Marking Up the Alberta Government's $30,000 Keystone XL Ad

Marking Up the Alberta Government's $30,000 Keystone XL Ad
on

This is a guest post by Heather Libby.

If you’re a regular reader of the Sunday New York Times, you might have noticed a half-page ad in the A section promoting the Keystone XL tar sands pipeline last weekend. Paid for by the Alberta government with $30,000 of taxpayer funds, the text-heavy ad asserted several reasons why President Obama should approve the project.

Their primary argument? This is “the choice of reason”.

Putting aside the fact that their word selection suggests those who oppose the pipeline are illogical or unreasonable; the ad says “some still argue Keystone should be decided on emotion rather than science and fact about Canada’s responsibly developed oil sands resource”.

We completely agree. Here are a few scientific facts it forgot to mention:

And the list goes on, full of reasonable concerns that the Alberta government would rather you not ponder.

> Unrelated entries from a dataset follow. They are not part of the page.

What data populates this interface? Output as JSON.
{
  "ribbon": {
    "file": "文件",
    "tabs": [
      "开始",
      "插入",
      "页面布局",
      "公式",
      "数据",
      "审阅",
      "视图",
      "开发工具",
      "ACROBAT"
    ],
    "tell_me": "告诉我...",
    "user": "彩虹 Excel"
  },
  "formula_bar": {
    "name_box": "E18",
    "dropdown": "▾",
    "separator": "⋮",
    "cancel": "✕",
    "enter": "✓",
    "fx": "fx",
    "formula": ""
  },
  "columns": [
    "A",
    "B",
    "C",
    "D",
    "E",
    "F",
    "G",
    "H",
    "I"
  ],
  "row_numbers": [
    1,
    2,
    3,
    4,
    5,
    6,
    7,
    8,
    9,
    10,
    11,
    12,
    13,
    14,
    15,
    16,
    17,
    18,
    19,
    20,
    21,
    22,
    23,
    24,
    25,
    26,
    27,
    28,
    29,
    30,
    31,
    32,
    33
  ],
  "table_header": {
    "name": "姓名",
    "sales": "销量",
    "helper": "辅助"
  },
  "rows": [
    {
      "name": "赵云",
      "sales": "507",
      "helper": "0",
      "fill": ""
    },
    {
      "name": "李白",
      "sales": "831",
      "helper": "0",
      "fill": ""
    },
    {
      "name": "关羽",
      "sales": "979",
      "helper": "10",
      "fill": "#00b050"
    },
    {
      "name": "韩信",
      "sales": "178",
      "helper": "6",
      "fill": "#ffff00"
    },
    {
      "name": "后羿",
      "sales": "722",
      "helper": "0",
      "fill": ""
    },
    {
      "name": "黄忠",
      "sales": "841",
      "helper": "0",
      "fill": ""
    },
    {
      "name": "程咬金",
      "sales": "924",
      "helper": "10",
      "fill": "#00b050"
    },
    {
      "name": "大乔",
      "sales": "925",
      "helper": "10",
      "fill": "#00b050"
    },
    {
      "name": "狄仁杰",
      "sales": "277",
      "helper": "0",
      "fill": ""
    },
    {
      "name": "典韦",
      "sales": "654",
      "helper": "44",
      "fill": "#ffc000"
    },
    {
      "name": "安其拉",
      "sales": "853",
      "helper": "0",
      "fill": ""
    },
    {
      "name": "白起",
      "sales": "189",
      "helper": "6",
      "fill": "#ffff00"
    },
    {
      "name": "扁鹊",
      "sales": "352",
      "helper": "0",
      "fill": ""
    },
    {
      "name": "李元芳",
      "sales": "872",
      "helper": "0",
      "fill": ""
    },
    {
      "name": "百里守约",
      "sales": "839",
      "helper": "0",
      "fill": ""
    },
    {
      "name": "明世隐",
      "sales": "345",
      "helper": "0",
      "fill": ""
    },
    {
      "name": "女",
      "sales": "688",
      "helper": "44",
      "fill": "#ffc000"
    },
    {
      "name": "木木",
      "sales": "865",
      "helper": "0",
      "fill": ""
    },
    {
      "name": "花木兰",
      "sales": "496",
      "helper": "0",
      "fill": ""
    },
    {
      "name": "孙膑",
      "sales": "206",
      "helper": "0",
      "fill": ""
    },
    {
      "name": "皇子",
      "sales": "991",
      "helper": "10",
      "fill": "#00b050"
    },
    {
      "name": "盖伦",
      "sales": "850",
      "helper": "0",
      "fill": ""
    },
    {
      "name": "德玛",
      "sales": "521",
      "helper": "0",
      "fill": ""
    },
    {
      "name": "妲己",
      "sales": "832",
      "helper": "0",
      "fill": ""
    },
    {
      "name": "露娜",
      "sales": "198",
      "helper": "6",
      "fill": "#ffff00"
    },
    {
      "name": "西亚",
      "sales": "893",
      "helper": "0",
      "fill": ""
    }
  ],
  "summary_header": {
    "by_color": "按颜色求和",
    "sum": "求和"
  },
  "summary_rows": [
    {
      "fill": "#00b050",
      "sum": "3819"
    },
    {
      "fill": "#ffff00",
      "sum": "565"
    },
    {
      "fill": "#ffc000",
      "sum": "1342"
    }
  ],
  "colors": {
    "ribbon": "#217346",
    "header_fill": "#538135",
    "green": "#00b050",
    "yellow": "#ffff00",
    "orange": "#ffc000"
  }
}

Check out our copy of the ad below (click to embiggen) to see a few more suggested edits to Alberta’s assertions. 

Marking Up the Alberta Government's $30,000 Keystone XL Ad

Related Posts

on

Matthew Lesh will be joining the Institute of Economic Affairs (IEA), a free market think tank which played a significant role in advocating for a "hard" Brexit and has criticised the government's approach to climate action as expensive and ineffective.

Matthew Lesh will be joining the Institute of Economic Affairs (IEA), a free market think tank which played a significant role in advocating for a "hard" Brexit and has criticised the government's approach to climate action as expensive and ineffective.
on

Since Monday, activists have racked up 585 arrests at protests in Washington, D.C., while pushing the President to declare a climate emergency ahead of international climate negotiations.

Since Monday, activists have racked up 585 arrests at protests in Washington, D.C., while pushing the President to declare a climate emergency ahead of international climate negotiations.
on

A new report finds that half of Canada’s oil and gas jobs could disappear by 2030 as the country presses on with a clean energy transition. But the federal and provincial governments are not doing enough to prepare workers for the change

A new report finds that half of Canada’s oil and gas jobs could disappear by 2030 as the country presses on with a clean energy transition. But the federal and provincial governments are not doing enough to prepare workers for the change
on

Responding to the analysis, Phil MacDonald, chief operating officer of Ember, said this was “exactly the kind of research that the UK government should be doing before it makes a decision on funding BECCS”. 

Responding to the analysis, Phil MacDonald, chief operating officer of Ember, said this was “exactly the kind of research that the UK government should be doing before it makes a decision on funding BECCS”.